“One, he's humble. Two, he's hardworking. He's a good person. Those are the core values that you need to have if you're going to have longevity in any career, let alone professional sports, where you have all these pressures internally with your team and externally with the level of competition that is constantly being put on you.

“He's got that makeup that's going to allow him to show up. He's going to show up to work every day, he's going to have a humble approach and try just to get better. Then you add the fact that he knows the game as well as anybody ... I told him: Those were the things I've been trying to teach him, because I had learned years ago that he was learning the game faster than I could teach it. He knows the game.”

McBean knows it a lot more after a year with Beckham and Donovan, Keane and Arena, Berhalter and Kirovski. After practicing every day for months on end, after treks to Central America and Indonesia and Australia, after watching all the work that goes into winning an MLS Supporters' Shield and MLS Cup championship.

Maybe these lessons will lead to something special.

“You dream a little,” Scotty McBean admits, “but the game of soccer -- it's such a game that can change in one day. One day is good, the next is bad. You never know. I think if he keeps going, he could have a good future. I'd like to think that. It's hard to tell until you actually play with the big boys and play against them. Man City was his first game with the big boys, and it looked to me, you know, he can play in MLS. That's what that game showed me.

“But he hasn't really done anything yet. Once he gets in some serious games and gets some serious minutes, then you can say OK, he's doing something. Where he's at is great, don't get me wrong, but until he does something on the big stage, then you'll see.”

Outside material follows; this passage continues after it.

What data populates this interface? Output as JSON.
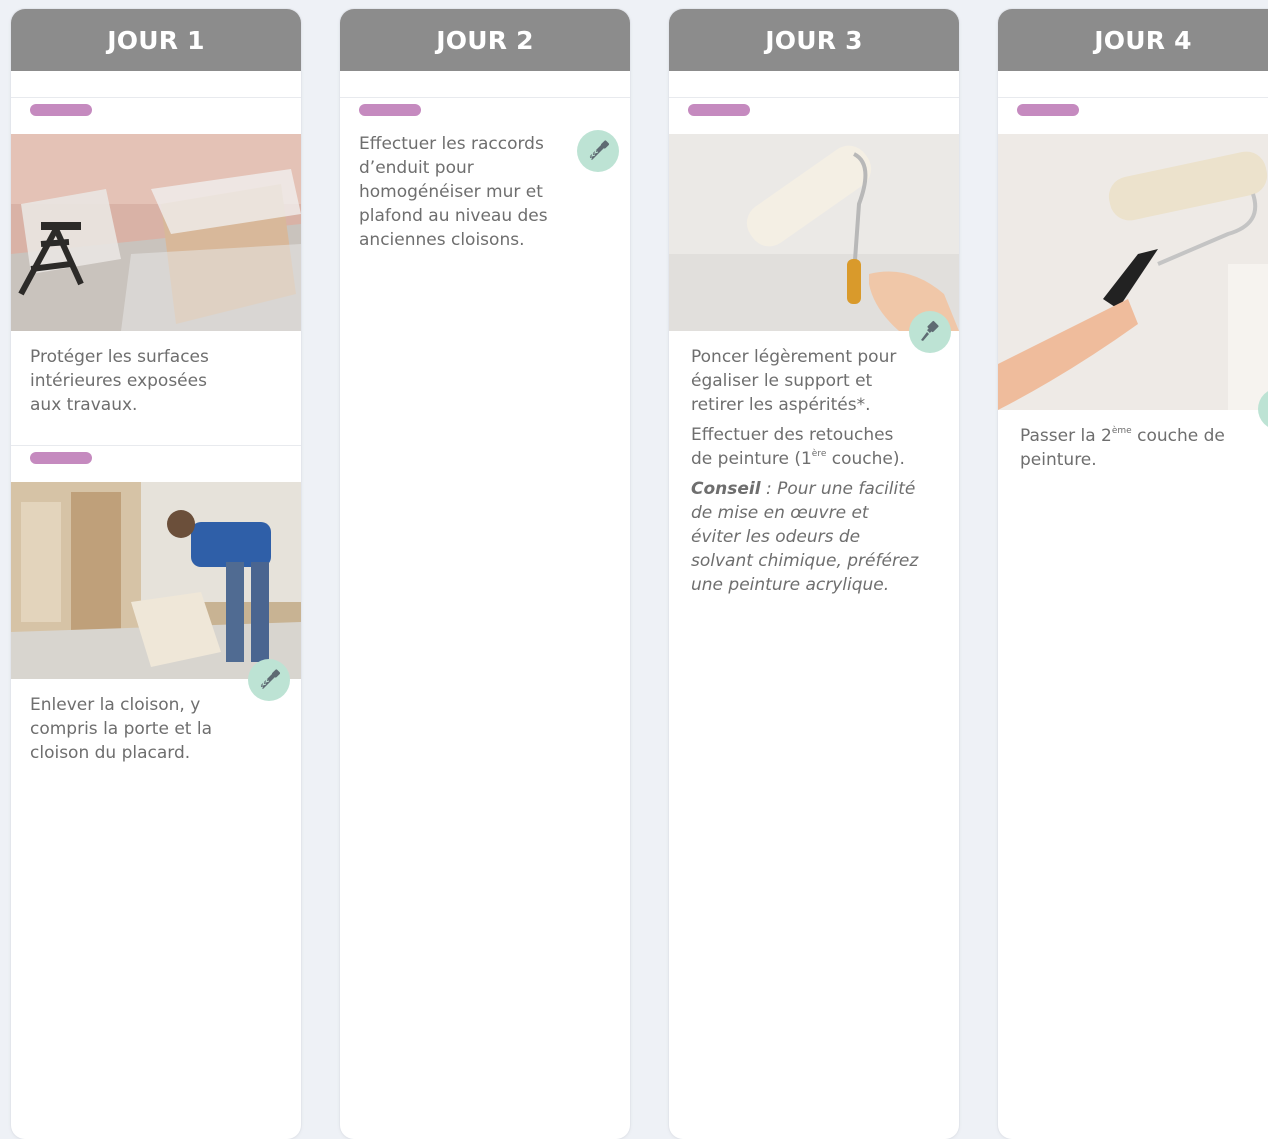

Arena says he expects McBean “will get on the field at points next year,” and McBean says his goal is “to see the field more with the first team. Just to be thought of next year would be awesome. I want to start playing next year, for sure.”

It's all about the future. It doesn't matter a whole lot what McBean accomplishes at 17. When he's 22, 23, 24, 25 -- that's when this is meant to pay off.

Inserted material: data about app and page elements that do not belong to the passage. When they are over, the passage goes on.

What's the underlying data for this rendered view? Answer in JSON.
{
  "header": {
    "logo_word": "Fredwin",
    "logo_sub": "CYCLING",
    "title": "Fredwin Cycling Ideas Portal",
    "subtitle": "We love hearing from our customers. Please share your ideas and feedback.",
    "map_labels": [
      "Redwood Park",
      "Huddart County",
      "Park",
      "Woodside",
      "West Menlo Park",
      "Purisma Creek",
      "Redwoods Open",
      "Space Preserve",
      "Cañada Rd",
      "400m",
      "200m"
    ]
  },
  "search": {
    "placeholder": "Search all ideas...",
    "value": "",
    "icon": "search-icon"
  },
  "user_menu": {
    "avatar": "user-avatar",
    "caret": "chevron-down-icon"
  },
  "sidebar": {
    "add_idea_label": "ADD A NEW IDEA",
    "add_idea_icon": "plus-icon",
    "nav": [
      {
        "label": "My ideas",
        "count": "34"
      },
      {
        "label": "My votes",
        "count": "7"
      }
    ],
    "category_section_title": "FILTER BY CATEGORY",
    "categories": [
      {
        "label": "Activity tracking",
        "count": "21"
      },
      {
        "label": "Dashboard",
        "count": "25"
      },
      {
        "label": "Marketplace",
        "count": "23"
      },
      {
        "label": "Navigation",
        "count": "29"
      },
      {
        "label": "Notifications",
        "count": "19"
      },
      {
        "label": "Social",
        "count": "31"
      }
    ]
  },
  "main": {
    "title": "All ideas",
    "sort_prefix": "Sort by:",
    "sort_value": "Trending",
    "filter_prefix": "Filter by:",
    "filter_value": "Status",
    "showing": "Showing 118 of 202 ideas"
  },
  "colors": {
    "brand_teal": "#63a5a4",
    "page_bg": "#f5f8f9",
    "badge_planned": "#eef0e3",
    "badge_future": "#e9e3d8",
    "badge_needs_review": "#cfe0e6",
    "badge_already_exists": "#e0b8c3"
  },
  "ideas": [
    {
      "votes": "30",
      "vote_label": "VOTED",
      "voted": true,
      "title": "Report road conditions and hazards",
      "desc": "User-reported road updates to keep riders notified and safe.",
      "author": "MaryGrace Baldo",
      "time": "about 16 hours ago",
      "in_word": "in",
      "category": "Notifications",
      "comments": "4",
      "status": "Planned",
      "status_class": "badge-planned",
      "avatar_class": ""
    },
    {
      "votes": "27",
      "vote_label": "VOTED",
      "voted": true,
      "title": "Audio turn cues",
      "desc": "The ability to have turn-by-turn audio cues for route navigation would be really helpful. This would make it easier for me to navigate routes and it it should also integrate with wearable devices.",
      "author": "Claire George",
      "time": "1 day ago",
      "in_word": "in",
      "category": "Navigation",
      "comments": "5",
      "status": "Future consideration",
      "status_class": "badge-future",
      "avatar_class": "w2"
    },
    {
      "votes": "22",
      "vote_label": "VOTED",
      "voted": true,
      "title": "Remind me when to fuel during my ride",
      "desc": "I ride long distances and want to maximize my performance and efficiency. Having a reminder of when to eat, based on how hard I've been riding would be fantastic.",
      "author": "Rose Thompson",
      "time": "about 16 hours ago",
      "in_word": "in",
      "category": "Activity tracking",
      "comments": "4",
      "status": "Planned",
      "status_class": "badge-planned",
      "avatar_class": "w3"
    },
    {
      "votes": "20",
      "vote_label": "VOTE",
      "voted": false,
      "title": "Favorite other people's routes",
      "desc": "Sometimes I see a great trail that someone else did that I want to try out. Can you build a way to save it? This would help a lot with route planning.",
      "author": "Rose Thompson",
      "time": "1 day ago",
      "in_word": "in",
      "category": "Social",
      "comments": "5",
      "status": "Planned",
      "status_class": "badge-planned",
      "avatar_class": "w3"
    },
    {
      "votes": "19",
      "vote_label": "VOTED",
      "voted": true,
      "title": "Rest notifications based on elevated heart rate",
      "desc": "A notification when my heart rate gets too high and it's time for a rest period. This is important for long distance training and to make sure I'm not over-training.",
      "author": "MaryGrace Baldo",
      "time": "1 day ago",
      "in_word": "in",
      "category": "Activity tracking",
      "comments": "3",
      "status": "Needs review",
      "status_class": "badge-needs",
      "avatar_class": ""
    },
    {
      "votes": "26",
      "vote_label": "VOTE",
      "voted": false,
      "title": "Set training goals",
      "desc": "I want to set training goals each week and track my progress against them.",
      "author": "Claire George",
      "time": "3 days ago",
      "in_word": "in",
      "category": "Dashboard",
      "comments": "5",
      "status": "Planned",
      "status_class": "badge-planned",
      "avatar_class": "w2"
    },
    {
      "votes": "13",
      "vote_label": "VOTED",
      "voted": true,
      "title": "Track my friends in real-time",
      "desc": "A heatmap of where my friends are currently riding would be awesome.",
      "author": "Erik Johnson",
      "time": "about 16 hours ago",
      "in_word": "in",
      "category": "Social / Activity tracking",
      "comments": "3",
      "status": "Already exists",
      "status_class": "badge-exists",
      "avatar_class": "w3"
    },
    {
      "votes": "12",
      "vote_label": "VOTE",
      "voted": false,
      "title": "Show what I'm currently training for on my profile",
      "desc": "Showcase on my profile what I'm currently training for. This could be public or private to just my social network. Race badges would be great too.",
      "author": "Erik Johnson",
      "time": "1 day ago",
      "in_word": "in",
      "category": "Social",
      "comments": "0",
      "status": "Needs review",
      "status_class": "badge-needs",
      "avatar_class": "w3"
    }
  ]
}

“I think the more he plays, the more minutes he gets, the more time he goes on, he's going to [accelerate]," Scotty McBean says. "I can see a difference from when he started with these guys to where he is now. A big difference with his first touch, and he's got a lot of game that they haven't seen much. As he gets older and more confident, the full range of his game will show.”